[WORK INSTRUCTIONS] All lines in the records below with the word "Member" must be returned.

[EXTRACTED DATA]
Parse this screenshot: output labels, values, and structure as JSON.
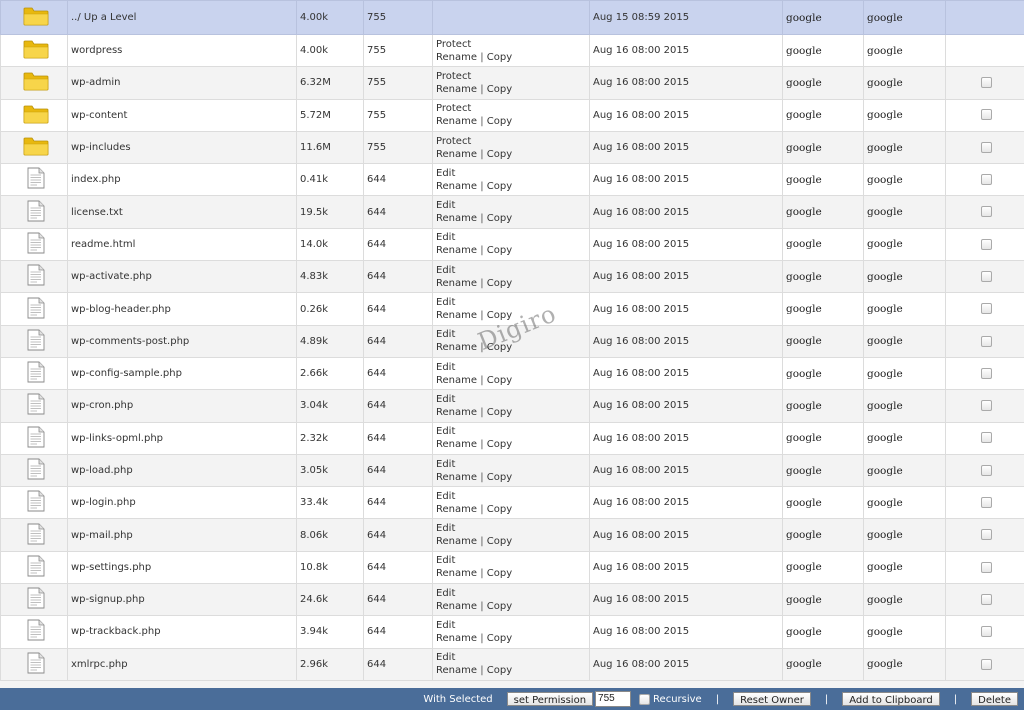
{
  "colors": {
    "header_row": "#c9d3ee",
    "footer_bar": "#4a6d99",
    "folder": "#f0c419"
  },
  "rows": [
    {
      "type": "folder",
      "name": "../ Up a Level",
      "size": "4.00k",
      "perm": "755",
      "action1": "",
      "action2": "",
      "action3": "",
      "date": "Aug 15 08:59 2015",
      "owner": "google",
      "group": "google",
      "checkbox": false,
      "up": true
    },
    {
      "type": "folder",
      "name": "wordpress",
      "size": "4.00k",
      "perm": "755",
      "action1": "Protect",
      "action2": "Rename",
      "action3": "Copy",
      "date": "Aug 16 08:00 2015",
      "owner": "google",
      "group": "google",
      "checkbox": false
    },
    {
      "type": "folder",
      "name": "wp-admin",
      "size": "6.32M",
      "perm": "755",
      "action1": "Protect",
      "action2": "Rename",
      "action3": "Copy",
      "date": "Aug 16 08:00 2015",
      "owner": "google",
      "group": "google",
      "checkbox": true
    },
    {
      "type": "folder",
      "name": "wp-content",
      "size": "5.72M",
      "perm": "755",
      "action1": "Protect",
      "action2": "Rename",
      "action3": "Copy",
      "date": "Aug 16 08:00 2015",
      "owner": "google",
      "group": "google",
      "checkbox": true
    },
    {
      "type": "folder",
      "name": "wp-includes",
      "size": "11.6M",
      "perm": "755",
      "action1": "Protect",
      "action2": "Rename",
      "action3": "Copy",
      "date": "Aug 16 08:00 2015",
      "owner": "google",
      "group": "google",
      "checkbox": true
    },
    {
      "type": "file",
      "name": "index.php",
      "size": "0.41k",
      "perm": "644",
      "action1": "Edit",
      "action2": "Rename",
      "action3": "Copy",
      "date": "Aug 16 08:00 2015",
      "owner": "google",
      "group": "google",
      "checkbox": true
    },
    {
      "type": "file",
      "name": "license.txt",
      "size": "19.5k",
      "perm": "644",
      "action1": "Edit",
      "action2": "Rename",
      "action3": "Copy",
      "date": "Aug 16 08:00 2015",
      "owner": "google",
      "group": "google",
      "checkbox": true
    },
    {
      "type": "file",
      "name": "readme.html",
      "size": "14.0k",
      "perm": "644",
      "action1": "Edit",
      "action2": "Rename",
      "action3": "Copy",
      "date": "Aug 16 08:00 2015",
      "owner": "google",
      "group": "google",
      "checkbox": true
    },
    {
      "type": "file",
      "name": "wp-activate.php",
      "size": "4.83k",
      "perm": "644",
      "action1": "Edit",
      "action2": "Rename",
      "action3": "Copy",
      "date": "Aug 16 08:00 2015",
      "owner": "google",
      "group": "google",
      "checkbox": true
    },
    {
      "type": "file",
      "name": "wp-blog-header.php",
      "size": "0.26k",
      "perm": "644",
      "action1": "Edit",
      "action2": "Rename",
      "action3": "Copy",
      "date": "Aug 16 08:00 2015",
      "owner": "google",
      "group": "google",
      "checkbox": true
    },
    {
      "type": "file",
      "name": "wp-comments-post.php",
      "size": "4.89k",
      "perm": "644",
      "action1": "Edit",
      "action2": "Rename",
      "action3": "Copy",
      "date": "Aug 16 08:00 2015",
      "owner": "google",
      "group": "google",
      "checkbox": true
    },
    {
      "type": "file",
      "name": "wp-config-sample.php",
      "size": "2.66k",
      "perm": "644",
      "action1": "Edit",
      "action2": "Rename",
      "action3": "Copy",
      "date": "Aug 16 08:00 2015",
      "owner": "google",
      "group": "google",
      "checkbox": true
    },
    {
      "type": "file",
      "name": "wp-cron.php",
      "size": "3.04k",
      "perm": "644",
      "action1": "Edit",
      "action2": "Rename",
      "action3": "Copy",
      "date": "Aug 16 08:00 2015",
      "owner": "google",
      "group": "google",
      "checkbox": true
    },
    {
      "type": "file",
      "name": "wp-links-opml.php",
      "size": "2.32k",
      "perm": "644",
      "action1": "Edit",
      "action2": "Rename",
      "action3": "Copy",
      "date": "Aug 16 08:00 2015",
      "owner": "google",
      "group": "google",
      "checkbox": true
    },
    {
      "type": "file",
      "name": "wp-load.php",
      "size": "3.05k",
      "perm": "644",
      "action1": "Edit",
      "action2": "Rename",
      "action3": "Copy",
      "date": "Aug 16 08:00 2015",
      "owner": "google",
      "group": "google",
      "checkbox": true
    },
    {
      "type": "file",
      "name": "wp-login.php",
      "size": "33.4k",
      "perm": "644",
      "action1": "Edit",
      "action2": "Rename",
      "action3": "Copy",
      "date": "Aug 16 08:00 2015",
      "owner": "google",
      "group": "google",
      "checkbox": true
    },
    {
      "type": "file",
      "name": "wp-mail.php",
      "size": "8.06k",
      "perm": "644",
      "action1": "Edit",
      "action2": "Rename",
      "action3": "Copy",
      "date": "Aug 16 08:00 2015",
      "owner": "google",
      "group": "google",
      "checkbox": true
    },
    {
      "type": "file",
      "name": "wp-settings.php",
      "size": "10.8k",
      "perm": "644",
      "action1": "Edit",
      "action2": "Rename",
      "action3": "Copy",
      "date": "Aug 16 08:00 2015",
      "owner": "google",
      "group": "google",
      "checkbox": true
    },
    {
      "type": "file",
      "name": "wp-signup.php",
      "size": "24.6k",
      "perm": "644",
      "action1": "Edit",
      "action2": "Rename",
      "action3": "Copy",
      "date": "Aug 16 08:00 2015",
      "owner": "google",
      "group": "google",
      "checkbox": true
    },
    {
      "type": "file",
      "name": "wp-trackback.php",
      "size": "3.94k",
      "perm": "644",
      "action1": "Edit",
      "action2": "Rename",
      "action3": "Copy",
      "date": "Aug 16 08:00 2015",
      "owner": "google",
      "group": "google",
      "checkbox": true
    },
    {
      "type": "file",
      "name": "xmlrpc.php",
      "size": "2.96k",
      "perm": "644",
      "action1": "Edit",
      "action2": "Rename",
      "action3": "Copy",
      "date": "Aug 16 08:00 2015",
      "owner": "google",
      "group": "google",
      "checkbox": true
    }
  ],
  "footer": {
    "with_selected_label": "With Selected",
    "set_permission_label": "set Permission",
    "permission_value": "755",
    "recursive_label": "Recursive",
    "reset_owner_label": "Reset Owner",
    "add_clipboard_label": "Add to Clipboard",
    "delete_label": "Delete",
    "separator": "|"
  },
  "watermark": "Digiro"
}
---
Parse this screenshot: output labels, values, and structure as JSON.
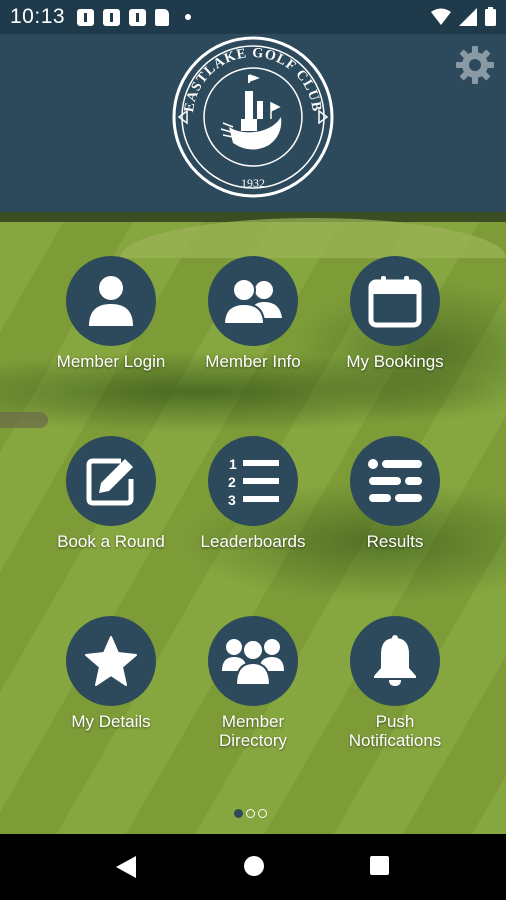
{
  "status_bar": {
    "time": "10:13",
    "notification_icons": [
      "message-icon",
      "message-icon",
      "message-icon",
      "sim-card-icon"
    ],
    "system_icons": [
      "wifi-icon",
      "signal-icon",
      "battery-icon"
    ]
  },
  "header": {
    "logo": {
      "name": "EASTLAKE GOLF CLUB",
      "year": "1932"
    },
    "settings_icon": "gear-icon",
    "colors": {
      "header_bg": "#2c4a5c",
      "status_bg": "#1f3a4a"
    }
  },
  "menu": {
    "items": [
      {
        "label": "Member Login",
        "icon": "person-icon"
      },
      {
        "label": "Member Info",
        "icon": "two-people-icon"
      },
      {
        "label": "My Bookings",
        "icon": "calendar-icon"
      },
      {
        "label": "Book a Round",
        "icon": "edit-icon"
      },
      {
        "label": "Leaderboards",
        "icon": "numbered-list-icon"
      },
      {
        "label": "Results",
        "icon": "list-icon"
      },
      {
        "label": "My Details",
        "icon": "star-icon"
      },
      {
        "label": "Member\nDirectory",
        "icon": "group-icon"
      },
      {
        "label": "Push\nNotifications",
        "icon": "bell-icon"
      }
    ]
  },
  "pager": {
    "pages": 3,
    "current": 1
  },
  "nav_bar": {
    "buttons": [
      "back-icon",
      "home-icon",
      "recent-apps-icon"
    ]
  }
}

[EXERCISE SOLUTION]
        "label": "Member Login",
        "label": "Member Info",
        "label": "Member\nDirectory",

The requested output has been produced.